In 2002, she moved to L.A. and three months later was on a dance audition for a PSA involving Smokey the Bear when choreographer Antin took notice. “She’s sweet, always positive, and very sensitive,” says Antin, “but on stage she turns it on.”
Tapped for The Pussycat Dolls, with her pale skin and dark hair, Sutta’s persona echoes a Betty Page pin-up. From the moment she joined The Pussycat Dolls, she says, “this is where I always wanted to be. I thought The Pussycat Dolls were genius. I am so blessed to be a part of this group.”
Chosen from an open audition talent search, Melody Thornton was a rising young star in hometown Phoenix. She sang backup for local artists and performed the National Anthem for the Arizona Diamondbacks while attending college. Her Mexican maternal grandmother had been a singer for mariachi bands; her African-American paternal grandfather was a blues guitarist and her mother was a Mexican folklore dancer. Being the only Latina and African-American in The Pussycat Dolls means a great deal to her. “I think a lot of the audience can relate to me,” she says, “and that adds to the Dolls.”

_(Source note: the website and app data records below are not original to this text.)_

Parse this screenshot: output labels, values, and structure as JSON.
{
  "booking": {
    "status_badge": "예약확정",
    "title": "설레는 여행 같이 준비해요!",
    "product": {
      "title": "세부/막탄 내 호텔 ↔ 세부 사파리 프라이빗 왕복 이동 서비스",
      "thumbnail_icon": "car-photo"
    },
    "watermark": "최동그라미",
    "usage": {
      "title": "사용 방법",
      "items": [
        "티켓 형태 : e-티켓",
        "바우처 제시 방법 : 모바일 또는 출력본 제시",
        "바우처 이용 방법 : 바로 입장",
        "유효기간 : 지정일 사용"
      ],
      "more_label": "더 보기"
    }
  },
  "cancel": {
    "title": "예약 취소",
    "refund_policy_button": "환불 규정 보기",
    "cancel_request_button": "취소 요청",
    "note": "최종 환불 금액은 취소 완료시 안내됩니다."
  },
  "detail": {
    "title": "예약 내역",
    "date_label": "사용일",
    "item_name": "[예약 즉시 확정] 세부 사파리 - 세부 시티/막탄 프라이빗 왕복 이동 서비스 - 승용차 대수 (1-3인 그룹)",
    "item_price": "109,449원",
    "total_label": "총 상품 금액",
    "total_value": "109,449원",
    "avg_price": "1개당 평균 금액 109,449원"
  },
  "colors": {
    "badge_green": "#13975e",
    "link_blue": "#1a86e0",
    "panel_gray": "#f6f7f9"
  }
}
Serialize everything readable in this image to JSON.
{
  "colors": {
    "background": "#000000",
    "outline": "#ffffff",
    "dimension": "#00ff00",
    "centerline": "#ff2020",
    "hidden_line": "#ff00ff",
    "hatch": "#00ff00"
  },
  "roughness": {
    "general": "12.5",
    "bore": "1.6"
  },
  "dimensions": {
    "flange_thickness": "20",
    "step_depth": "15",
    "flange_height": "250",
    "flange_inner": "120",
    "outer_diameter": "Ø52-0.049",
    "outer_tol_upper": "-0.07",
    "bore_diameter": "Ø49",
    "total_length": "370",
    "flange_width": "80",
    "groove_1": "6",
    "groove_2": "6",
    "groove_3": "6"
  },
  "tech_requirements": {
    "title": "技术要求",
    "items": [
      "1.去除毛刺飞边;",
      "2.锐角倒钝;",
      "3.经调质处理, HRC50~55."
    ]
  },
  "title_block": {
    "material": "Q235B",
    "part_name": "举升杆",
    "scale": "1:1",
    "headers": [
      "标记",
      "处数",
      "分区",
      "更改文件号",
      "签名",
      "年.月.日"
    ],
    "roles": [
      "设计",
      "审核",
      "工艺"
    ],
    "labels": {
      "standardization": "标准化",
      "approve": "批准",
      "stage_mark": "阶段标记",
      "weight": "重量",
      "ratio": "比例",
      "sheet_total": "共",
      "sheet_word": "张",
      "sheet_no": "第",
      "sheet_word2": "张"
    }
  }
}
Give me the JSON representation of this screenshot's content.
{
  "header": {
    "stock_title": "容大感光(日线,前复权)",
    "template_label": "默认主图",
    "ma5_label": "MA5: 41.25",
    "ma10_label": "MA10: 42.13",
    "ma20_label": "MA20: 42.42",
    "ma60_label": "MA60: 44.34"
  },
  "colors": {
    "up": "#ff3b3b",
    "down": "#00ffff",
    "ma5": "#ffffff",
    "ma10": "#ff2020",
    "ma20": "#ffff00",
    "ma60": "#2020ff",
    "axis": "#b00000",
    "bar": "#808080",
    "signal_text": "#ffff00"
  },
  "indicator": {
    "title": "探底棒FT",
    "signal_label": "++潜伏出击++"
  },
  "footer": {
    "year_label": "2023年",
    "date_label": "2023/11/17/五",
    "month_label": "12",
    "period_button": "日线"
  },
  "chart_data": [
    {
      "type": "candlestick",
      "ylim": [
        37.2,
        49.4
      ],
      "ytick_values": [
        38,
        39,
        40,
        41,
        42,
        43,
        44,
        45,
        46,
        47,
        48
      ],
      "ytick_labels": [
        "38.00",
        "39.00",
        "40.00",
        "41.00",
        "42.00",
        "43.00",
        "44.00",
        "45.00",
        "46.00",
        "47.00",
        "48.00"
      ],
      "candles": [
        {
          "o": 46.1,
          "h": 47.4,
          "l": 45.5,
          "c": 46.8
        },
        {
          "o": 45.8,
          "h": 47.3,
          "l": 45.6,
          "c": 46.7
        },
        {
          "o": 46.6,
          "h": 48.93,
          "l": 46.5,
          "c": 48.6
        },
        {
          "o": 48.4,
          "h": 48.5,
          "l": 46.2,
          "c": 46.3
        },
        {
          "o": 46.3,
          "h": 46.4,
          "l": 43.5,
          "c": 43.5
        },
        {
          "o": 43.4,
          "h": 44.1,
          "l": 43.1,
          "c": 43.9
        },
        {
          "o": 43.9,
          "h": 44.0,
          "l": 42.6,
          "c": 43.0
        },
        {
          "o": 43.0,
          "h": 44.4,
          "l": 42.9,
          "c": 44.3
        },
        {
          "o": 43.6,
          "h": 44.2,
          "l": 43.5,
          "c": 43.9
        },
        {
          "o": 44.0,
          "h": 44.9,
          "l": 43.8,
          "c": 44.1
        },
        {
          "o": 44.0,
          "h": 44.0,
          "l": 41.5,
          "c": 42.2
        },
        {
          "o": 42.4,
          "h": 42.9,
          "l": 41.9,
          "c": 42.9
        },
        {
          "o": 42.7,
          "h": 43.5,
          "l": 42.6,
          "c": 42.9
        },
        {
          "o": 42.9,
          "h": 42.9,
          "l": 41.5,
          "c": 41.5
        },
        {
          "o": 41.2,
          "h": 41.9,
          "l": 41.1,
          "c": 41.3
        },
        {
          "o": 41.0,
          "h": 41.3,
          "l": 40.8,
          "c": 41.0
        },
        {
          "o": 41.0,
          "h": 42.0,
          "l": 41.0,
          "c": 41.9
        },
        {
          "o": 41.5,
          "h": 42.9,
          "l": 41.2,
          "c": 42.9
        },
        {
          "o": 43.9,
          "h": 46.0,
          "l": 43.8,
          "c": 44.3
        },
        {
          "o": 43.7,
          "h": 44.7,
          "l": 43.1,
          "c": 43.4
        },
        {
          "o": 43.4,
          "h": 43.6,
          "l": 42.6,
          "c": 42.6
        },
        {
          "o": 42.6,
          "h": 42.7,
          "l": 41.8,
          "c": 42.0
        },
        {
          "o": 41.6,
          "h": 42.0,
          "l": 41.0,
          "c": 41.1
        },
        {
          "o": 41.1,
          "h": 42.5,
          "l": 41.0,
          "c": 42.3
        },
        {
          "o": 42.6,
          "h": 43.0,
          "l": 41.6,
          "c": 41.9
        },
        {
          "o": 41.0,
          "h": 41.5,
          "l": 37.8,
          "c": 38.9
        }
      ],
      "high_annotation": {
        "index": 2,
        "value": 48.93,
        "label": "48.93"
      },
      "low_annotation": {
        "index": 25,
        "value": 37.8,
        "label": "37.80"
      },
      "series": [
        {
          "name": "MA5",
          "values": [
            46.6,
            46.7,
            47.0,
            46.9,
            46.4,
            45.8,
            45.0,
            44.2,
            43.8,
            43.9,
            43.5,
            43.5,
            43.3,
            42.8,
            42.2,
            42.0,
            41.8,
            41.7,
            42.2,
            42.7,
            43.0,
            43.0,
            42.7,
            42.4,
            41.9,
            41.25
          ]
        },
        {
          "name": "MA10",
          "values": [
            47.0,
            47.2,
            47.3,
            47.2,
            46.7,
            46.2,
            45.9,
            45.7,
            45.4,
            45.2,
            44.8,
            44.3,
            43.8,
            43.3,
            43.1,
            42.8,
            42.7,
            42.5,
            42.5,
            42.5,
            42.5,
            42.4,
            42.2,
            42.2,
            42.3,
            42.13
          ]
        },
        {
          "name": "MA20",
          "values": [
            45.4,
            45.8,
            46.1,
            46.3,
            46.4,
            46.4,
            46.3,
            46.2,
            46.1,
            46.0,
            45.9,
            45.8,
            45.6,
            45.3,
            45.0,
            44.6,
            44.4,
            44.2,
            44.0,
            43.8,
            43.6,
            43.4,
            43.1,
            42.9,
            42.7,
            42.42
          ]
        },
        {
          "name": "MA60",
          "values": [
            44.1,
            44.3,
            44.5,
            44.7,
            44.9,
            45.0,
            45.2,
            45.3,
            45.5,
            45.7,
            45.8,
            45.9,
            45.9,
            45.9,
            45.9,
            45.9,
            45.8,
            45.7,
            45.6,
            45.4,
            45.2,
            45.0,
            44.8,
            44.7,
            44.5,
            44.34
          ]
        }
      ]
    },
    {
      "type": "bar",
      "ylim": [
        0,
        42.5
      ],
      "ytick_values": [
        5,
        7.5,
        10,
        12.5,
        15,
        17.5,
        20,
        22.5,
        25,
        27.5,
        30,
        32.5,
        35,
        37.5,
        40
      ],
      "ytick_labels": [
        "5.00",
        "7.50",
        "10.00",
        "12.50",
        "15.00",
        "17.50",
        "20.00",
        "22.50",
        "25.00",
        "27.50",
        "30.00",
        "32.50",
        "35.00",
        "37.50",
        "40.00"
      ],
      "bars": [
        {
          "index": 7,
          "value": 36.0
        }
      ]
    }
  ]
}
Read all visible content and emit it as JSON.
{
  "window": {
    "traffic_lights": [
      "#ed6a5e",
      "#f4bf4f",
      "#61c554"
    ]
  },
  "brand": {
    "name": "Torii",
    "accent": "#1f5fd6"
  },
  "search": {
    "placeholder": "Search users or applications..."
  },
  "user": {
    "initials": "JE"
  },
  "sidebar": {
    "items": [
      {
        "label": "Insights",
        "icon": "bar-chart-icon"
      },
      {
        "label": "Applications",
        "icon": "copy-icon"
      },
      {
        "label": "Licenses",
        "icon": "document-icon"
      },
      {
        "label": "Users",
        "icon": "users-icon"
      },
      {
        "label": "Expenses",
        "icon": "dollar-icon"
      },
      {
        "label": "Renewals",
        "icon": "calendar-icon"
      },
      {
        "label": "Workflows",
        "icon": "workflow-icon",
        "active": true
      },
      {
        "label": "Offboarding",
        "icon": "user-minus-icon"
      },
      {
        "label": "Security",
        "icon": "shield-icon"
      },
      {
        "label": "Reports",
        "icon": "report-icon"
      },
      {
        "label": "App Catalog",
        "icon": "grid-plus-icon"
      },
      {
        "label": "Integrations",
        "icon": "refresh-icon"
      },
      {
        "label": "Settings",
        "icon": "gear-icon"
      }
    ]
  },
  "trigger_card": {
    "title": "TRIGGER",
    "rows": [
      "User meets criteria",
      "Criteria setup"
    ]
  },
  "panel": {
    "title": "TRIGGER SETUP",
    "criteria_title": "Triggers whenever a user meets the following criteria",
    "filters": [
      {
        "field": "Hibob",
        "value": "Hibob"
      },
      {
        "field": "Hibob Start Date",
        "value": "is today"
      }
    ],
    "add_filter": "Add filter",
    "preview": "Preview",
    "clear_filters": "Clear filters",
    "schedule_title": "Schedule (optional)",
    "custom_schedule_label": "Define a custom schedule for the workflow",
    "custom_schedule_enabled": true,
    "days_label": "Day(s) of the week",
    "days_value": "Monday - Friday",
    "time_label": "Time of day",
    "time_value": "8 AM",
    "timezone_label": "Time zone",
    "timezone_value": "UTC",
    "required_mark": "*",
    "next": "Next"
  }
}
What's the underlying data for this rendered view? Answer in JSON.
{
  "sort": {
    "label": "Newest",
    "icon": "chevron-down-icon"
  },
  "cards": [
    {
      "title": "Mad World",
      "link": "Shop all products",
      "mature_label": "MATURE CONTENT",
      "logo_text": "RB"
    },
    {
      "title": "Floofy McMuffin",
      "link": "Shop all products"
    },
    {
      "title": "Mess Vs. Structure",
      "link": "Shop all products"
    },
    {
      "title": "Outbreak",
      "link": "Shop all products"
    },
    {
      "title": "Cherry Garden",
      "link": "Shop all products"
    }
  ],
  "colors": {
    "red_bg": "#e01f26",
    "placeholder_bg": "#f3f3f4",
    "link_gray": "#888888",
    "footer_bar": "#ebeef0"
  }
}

The first time she saw The Pussycat Dolls was on Christina Aguilera’s “MTV Diary.” “I loved the concept.” She recorded the show and played it back over and over. When she heard on MTV News that the group was auditioning, she drove to Burbank with her mother and sister. When they arrived at 5 a.m., five people were ahead of her. Thornton went in for the audition and her mother and sister waited across the street in their car for nine hours.
“I tried to mimic the concept to get noticed,” she says, “but that wasn’t easy. I’ve never even had a dance class. But once I sang, I worked it.” Called back with three others, she did choreography for a day and then sang for Iovine. “I wasn’t nervous because I didn’t know who he was,” she says with a laugh. “Besides, I don’t like to appear intimidated. Failure is not an option.” She then sang for Fair, who accompanied her on piano. A week of rehearsals and a Viper Room show later and Melody was welcomed aboard in December 2003.
Down-home Southern girl Kimberly Wyatt also happens to be, according to Antin, “the sexiest dancer I have ever seen in my life.” Says Wyatt, “I’m a lot shyer than most of the girls, but my personality onstage is full-out. I really go for it.”
Born in Warrensburg, MO, a tiny farm town near the Ozarks, her father is a trucker and her mother goes on the road with him. Having danced since she was seven, by the time Wyatt was 14 she was earning scholarships to study in New York each summer, from the Joffrey Ballet to the Broadway Dance Center. Graduating high school at 17, she promptly flew to Las Vegas to audition for cruise ship and casino shows. Landing a revue on Royal Caribbean’s Explorer of the Seas, then the largest cruise ship in the world, she was able to visit most of Southern Europe.
In 2001, she moved to L.A., despite an offer from the Hubbard St. Dance Co. in Chicago. “All I knew was that L.A. is where dancers got jobs and L.A. was the dot MapQuest led to. My parents thought, ‘Oh my God, what is she going to turn into out there?’”
In 2003, Antin was the choreographer for a video for Nick Lachey’s solo album when Wyatt auditioned. Antin asked her that night to join The Pussycat Dolls. “I had only seen a poster for them,” Wyatt recalls. “I remember falling in love with the girls. Not many acts let you be sexy and still be about girl power.”
“Small town Middle America is different from the coasts,” she says, “and all the girls come from big cities. I have a different perspective. They love my stories about towns where the fancy clothing store is Wal-Mart.”